Write out the records again exactly and exclude the pictures.

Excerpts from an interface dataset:
□ □ □ □ □
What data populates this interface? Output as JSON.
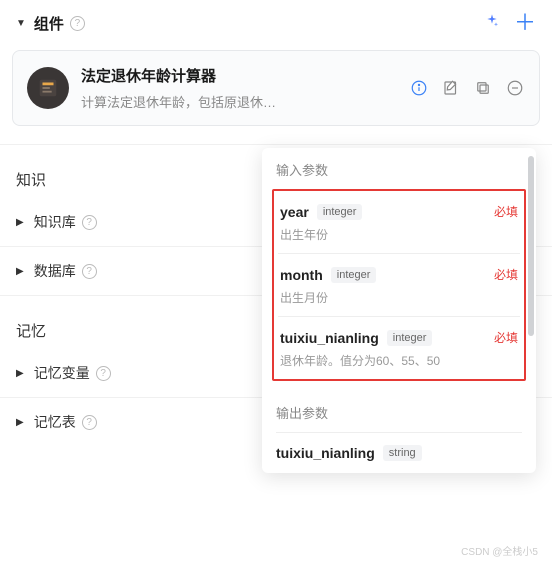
{
  "header": {
    "title": "组件",
    "sparkle_icon": "✦",
    "plus_icon": "+"
  },
  "component": {
    "title": "法定退休年龄计算器",
    "description": "计算法定退休年龄，包括原退休年..."
  },
  "sections": {
    "knowledge_title": "知识",
    "memory_title": "记忆",
    "items": {
      "knowledge_base": "知识库",
      "database": "数据库",
      "memory_vars": "记忆变量",
      "memory_table": "记忆表"
    }
  },
  "popover": {
    "input_label": "输入参数",
    "output_label": "输出参数",
    "required_label": "必填",
    "inputs": [
      {
        "name": "year",
        "type": "integer",
        "required": true,
        "desc": "出生年份"
      },
      {
        "name": "month",
        "type": "integer",
        "required": true,
        "desc": "出生月份"
      },
      {
        "name": "tuixiu_nianling",
        "type": "integer",
        "required": true,
        "desc": "退休年龄。值分为60、55、50"
      }
    ],
    "outputs": [
      {
        "name": "tuixiu_nianling",
        "type": "string"
      }
    ]
  },
  "watermark": "CSDN @全栈小5"
}
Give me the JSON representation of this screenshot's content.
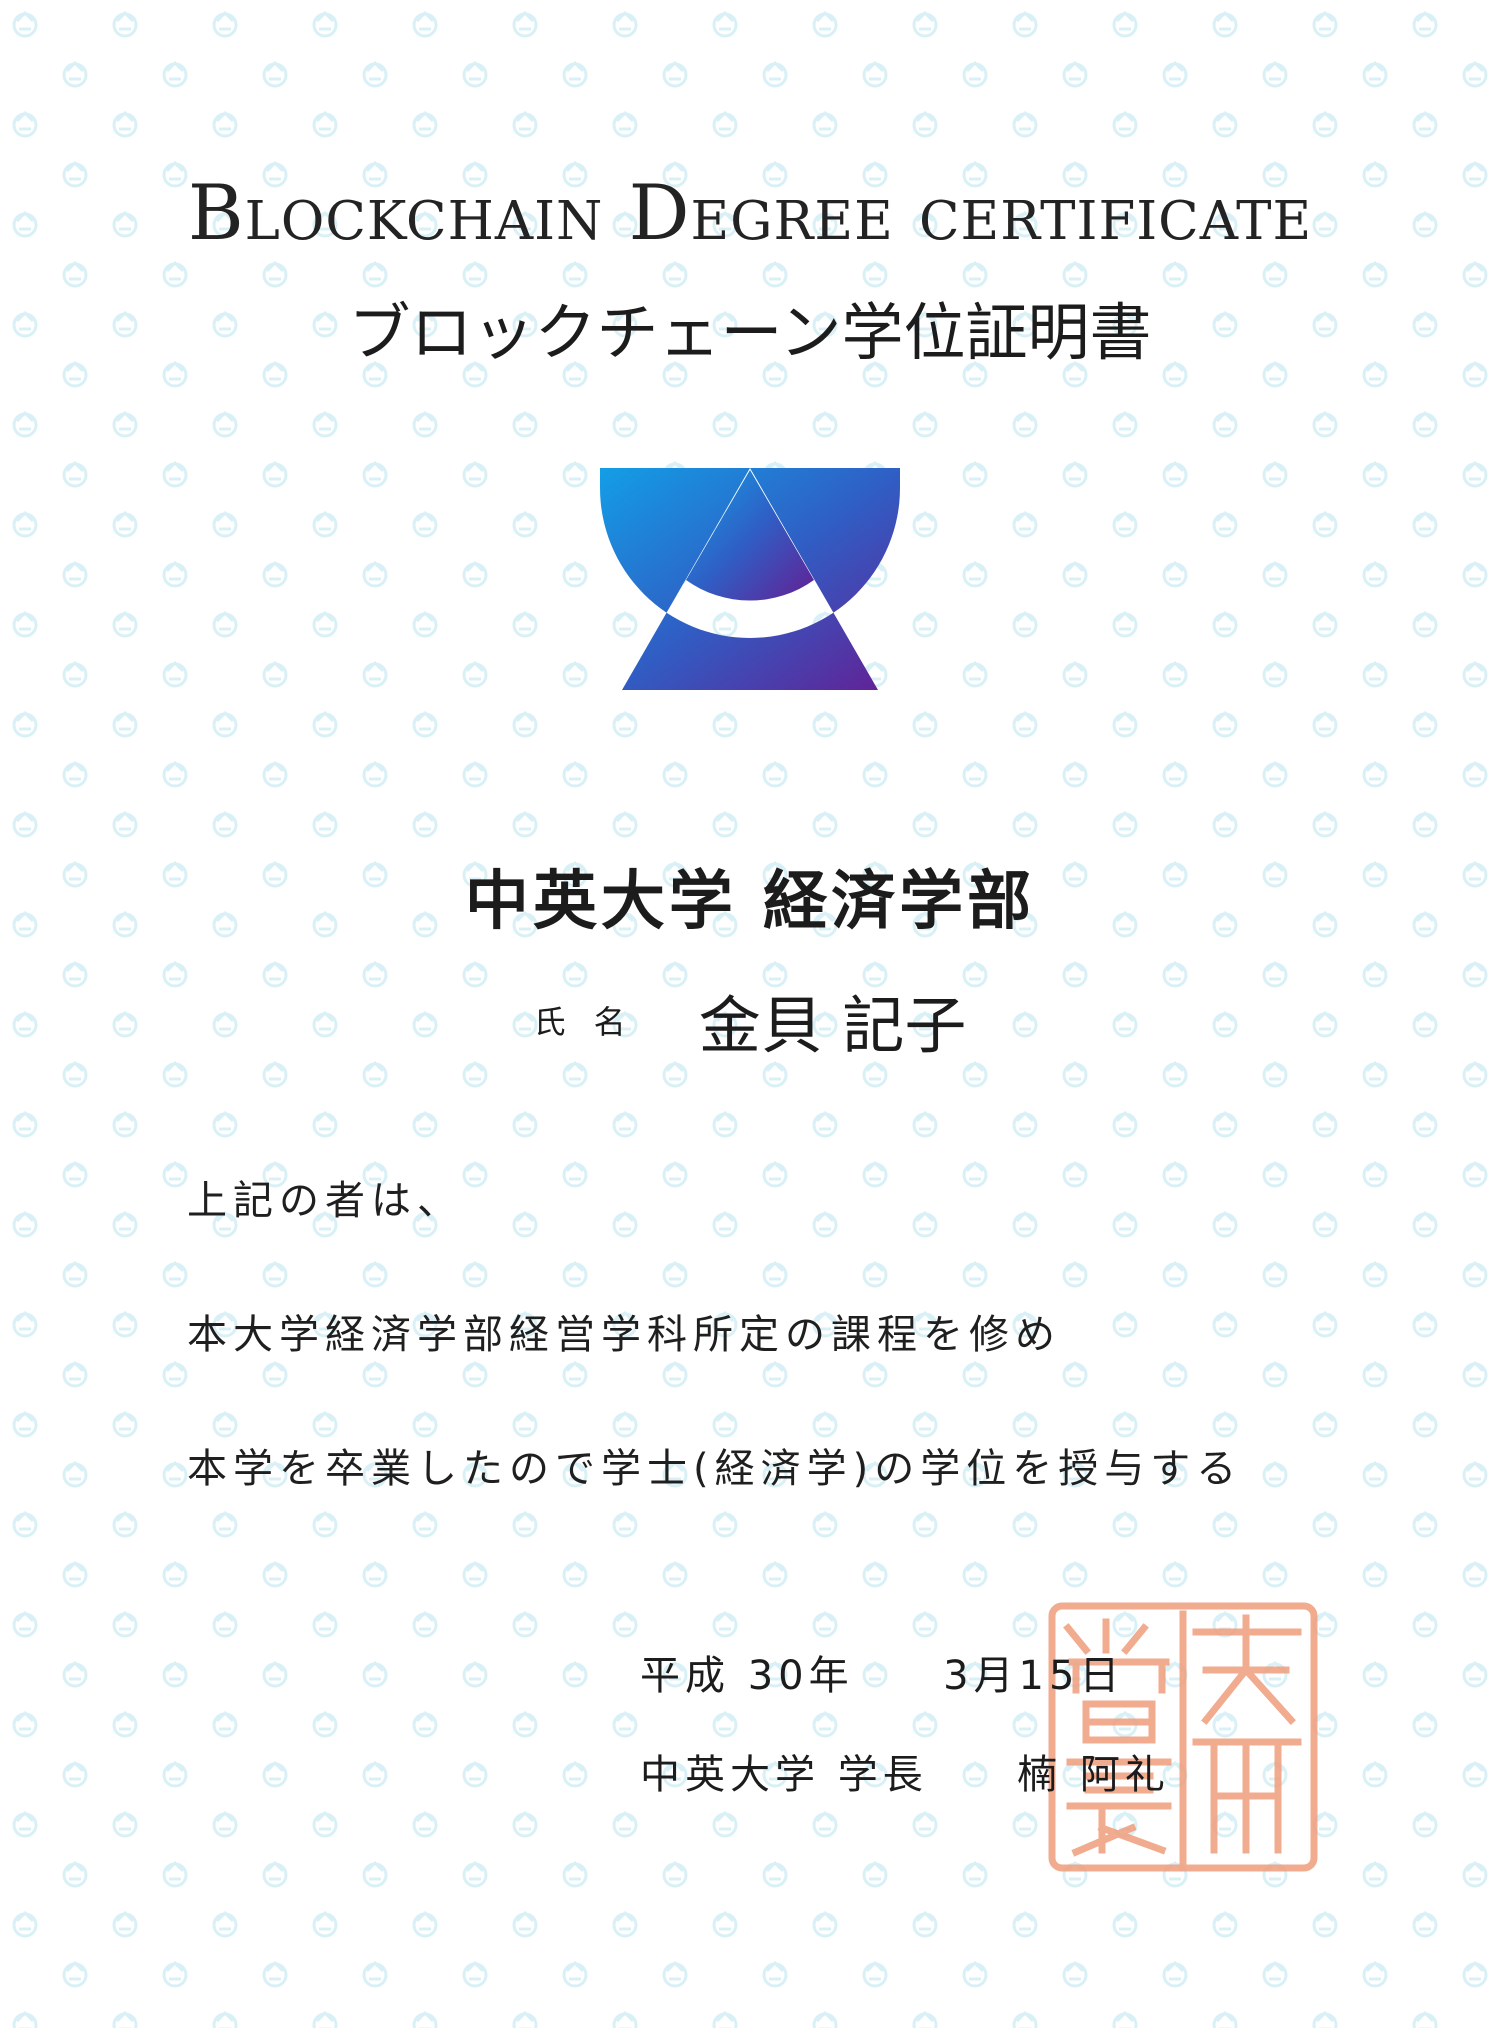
{
  "certificate": {
    "title_en": "Blockchain Degree certificate",
    "title_ja": "ブロックチェーン学位証明書",
    "university_faculty": "中英大学 経済学部",
    "name_label": "氏名",
    "name_value": "金貝 記子",
    "body_lines": [
      "上記の者は、",
      "本大学経済学部経営学科所定の課程を修め",
      "本学を卒業したので学士(経済学)の学位を授与する"
    ],
    "date": {
      "era": "平成",
      "year": "30年",
      "month_day": "3月15日"
    },
    "signatory": {
      "title": "中英大学 学長",
      "name": "楠 阿礼"
    }
  },
  "icons": {
    "logo": "university-emblem-triangle-circle",
    "seal": "red-square-seal-stamp",
    "background": "watermark-pattern"
  },
  "colors": {
    "logo_gradient_start": "#139ee6",
    "logo_gradient_mid": "#2f5fc5",
    "logo_gradient_end": "#641f94",
    "seal": "#f0a282",
    "watermark": "#d8f0f6",
    "text": "#1c1c1c"
  }
}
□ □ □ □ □
Task solution ::
What data populates this interface? Output as JSON.
{
  "header": {
    "title": "组件",
    "sparkle_icon": "✦",
    "plus_icon": "+"
  },
  "component": {
    "title": "法定退休年龄计算器",
    "description": "计算法定退休年龄，包括原退休年..."
  },
  "sections": {
    "knowledge_title": "知识",
    "memory_title": "记忆",
    "items": {
      "knowledge_base": "知识库",
      "database": "数据库",
      "memory_vars": "记忆变量",
      "memory_table": "记忆表"
    }
  },
  "popover": {
    "input_label": "输入参数",
    "output_label": "输出参数",
    "required_label": "必填",
    "inputs": [
      {
        "name": "year",
        "type": "integer",
        "required": true,
        "desc": "出生年份"
      },
      {
        "name": "month",
        "type": "integer",
        "required": true,
        "desc": "出生月份"
      },
      {
        "name": "tuixiu_nianling",
        "type": "integer",
        "required": true,
        "desc": "退休年龄。值分为60、55、50"
      }
    ],
    "outputs": [
      {
        "name": "tuixiu_nianling",
        "type": "string"
      }
    ]
  },
  "watermark": "CSDN @全栈小5"
}
Give me the JSON representation of this screenshot's content.
{
  "certificate": {
    "title_en": "Blockchain Degree certificate",
    "title_ja": "ブロックチェーン学位証明書",
    "university_faculty": "中英大学 経済学部",
    "name_label": "氏名",
    "name_value": "金貝 記子",
    "body_lines": [
      "上記の者は、",
      "本大学経済学部経営学科所定の課程を修め",
      "本学を卒業したので学士(経済学)の学位を授与する"
    ],
    "date": {
      "era": "平成",
      "year": "30年",
      "month_day": "3月15日"
    },
    "signatory": {
      "title": "中英大学 学長",
      "name": "楠 阿礼"
    }
  },
  "icons": {
    "logo": "university-emblem-triangle-circle",
    "seal": "red-square-seal-stamp",
    "background": "watermark-pattern"
  },
  "colors": {
    "logo_gradient_start": "#139ee6",
    "logo_gradient_mid": "#2f5fc5",
    "logo_gradient_end": "#641f94",
    "seal": "#f0a282",
    "watermark": "#d8f0f6",
    "text": "#1c1c1c"
  }
}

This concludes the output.